A controllable fan (on/off and speed) it’s a nice feature that really improves your prints and, once setup, it can operate without any assistance.
In the POWERWASP, fan is directly connected to the regulated 12v output that’s always on. Since this printer it’s really well made you can attach or detach you fan anytime, also during the print, basically turning it on and off as you like. For example you can add the fan after the firsts layer, but still you need to assist you printer and… is just off or full power. To take advantage of the features of your slicer software (like cura or slic3r) and your Marlin firmware, just follow this tutorial.

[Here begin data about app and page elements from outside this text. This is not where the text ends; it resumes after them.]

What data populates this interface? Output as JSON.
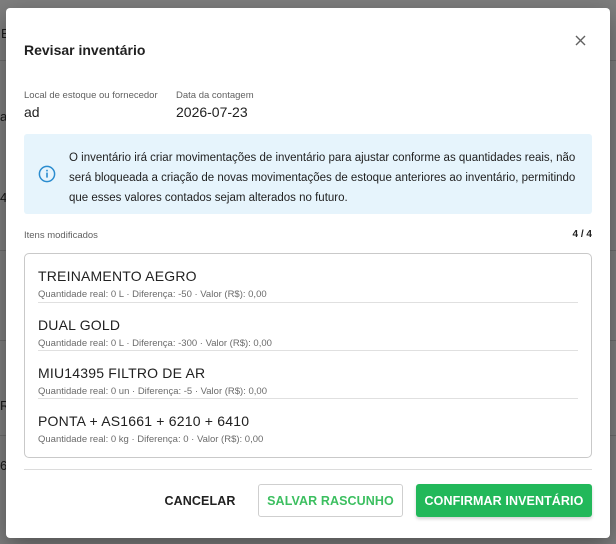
{
  "background": {
    "chars": [
      "E",
      "a",
      "4",
      "R",
      "6"
    ]
  },
  "modal": {
    "title": "Revisar inventário",
    "location_label": "Local de estoque ou fornecedor",
    "location_value": "ad",
    "date_label": "Data da contagem",
    "date_value": "2026-07-23",
    "info_text": "O inventário irá criar movimentações de inventário para ajustar conforme as quantidades reais, não será bloqueada a criação de novas movimentações de estoque anteriores ao inventário, permitindo que esses valores contados sejam alterados no futuro.",
    "section_label": "Itens modificados",
    "section_count": "4 / 4",
    "items": [
      {
        "name": "TREINAMENTO AEGRO",
        "detail": "Quantidade real: 0 L · Diferença: -50 · Valor (R$): 0,00"
      },
      {
        "name": "DUAL GOLD",
        "detail": "Quantidade real: 0 L · Diferença: -300 · Valor (R$): 0,00"
      },
      {
        "name": "MIU14395 FILTRO DE AR",
        "detail": "Quantidade real: 0 un · Diferença: -5 · Valor (R$): 0,00"
      },
      {
        "name": "PONTA + AS1661 + 6210 + 6410",
        "detail": "Quantidade real: 0 kg · Diferença: 0 · Valor (R$): 0,00"
      }
    ],
    "cancel_label": "CANCELAR",
    "draft_label": "SALVAR RASCUNHO",
    "confirm_label": "CONFIRMAR INVENTÁRIO"
  },
  "colors": {
    "primary": "#22b85a",
    "info_bg": "#e6f4fc",
    "info_icon": "#2a8ccf"
  },
  "icons": {
    "close": "close-icon",
    "info": "info-icon"
  }
}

After your hardware upgrade you may want to update your firmware to support this feature in a better way, but I will tell you about this later on.
SKILL: some confidence with your printer and ability to solder trough holes components
TIME: 1h (actually I don’t remember how much it took, but it’s more than reasonable)
TOOLS: nothing special, just scissors, screwdriver and a soldering iron
COMPONENTS: one BD679 transistor and one 1k resistor
The POWERWASP printer comes with an Utlimaker shield clone (rev. 1.5.4) that uses a dedicate pwm pin (D7 on Arduino) to operate the fan to cool the hot-end.
You can find more info and schematics here: http://reprap.org/wiki/Ultimaker%27s_v1.5.4_PCB
As you can see from the pictures above the two boards are identical except for one thing: the POWERWASP shield has all the components needed to run the printer and not those unused (in perfect WASP style ;-)) so to run this feature I had to add them by myself. A really easy operation if you know how to solder trough hole components.
Open the cover on the bottom of the POWERWASP and disconnect all the wires from the shield (I suggest you to mark them carefully to easily put them back on the right places 😉
Cut the power supply wires that are directly soldered on the pcb. Once terminated the mod, instead of solder them back, I added a connector just in case I will ever need to remove the board again, but that’s optional: you can just solder them back to the pcb without any problem.
Solder the transistor BD679 in the right position (see picture “number 1”) (Q4 in Ultimaker pcb schematics) Continue reading